━━ DATA FOR REVIEW

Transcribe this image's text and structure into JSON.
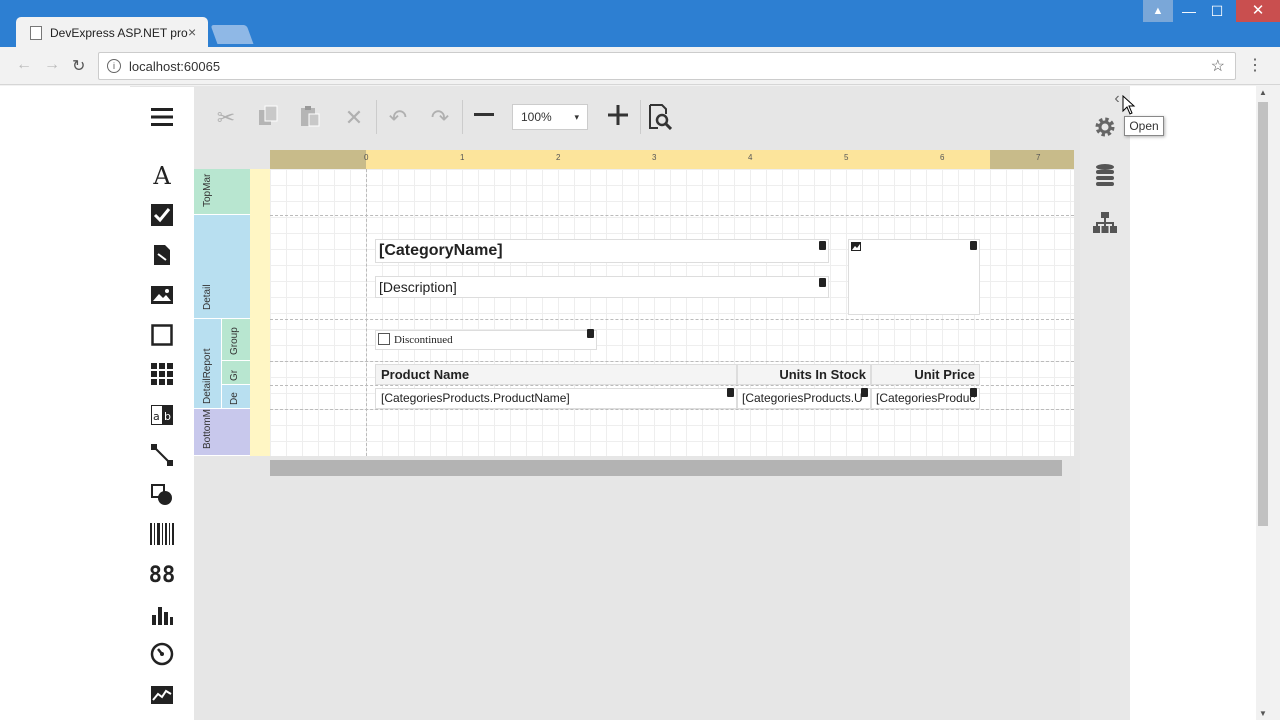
{
  "browser": {
    "tab_title": "DevExpress ASP.NET pro",
    "tab_close": "×",
    "url": "localhost:60065",
    "back": "←",
    "forward": "→",
    "reload": "↻",
    "star": "☆",
    "menu": "⋮",
    "win_min": "—",
    "win_max": "☐",
    "win_close": "✕",
    "win_user": "▲"
  },
  "designer": {
    "zoom_value": "100%",
    "zoom_arrow": "▾",
    "ruler_ticks": [
      "0",
      "1",
      "2",
      "3",
      "4",
      "5",
      "6",
      "7"
    ],
    "bands": [
      {
        "name": "TopMar",
        "color": "#b8e6d0"
      },
      {
        "name": "Detail",
        "color": "#b8dff0"
      },
      {
        "name": "DetailReport",
        "color": "#b8dff0"
      },
      {
        "name": "Group",
        "color": "#b8e6d0"
      },
      {
        "name": "Gr",
        "color": "#b8e6d0"
      },
      {
        "name": "De",
        "color": "#b8dff0"
      },
      {
        "name": "BottomM",
        "color": "#c8c8ec"
      }
    ],
    "controls": {
      "category_name": "[CategoryName]",
      "description": "[Description]",
      "discontinued": "Discontinued",
      "header_product_name": "Product Name",
      "header_units_in_stock": "Units In Stock",
      "header_unit_price": "Unit Price",
      "cell_product_name": "[CategoriesProducts.ProductName]",
      "cell_units_in_stock": "[CategoriesProducts.U",
      "cell_unit_price": "[CategoriesProduc"
    }
  },
  "right_panel": {
    "tooltip": "Open",
    "collapse_glyph": "‹"
  }
}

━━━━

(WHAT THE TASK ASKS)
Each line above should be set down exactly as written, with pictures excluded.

(YOUR SOLUTION)
Transcribe this image's text and structure into JSON.
{
  "browser": {
    "tab_title": "DevExpress ASP.NET pro",
    "tab_close": "×",
    "url": "localhost:60065",
    "back": "←",
    "forward": "→",
    "reload": "↻",
    "star": "☆",
    "menu": "⋮",
    "win_min": "—",
    "win_max": "☐",
    "win_close": "✕",
    "win_user": "▲"
  },
  "designer": {
    "zoom_value": "100%",
    "zoom_arrow": "▾",
    "ruler_ticks": [
      "0",
      "1",
      "2",
      "3",
      "4",
      "5",
      "6",
      "7"
    ],
    "bands": [
      {
        "name": "TopMar",
        "color": "#b8e6d0"
      },
      {
        "name": "Detail",
        "color": "#b8dff0"
      },
      {
        "name": "DetailReport",
        "color": "#b8dff0"
      },
      {
        "name": "Group",
        "color": "#b8e6d0"
      },
      {
        "name": "Gr",
        "color": "#b8e6d0"
      },
      {
        "name": "De",
        "color": "#b8dff0"
      },
      {
        "name": "BottomM",
        "color": "#c8c8ec"
      }
    ],
    "controls": {
      "category_name": "[CategoryName]",
      "description": "[Description]",
      "discontinued": "Discontinued",
      "header_product_name": "Product Name",
      "header_units_in_stock": "Units In Stock",
      "header_unit_price": "Unit Price",
      "cell_product_name": "[CategoriesProducts.ProductName]",
      "cell_units_in_stock": "[CategoriesProducts.U",
      "cell_unit_price": "[CategoriesProduc"
    }
  },
  "right_panel": {
    "tooltip": "Open",
    "collapse_glyph": "‹"
  }
}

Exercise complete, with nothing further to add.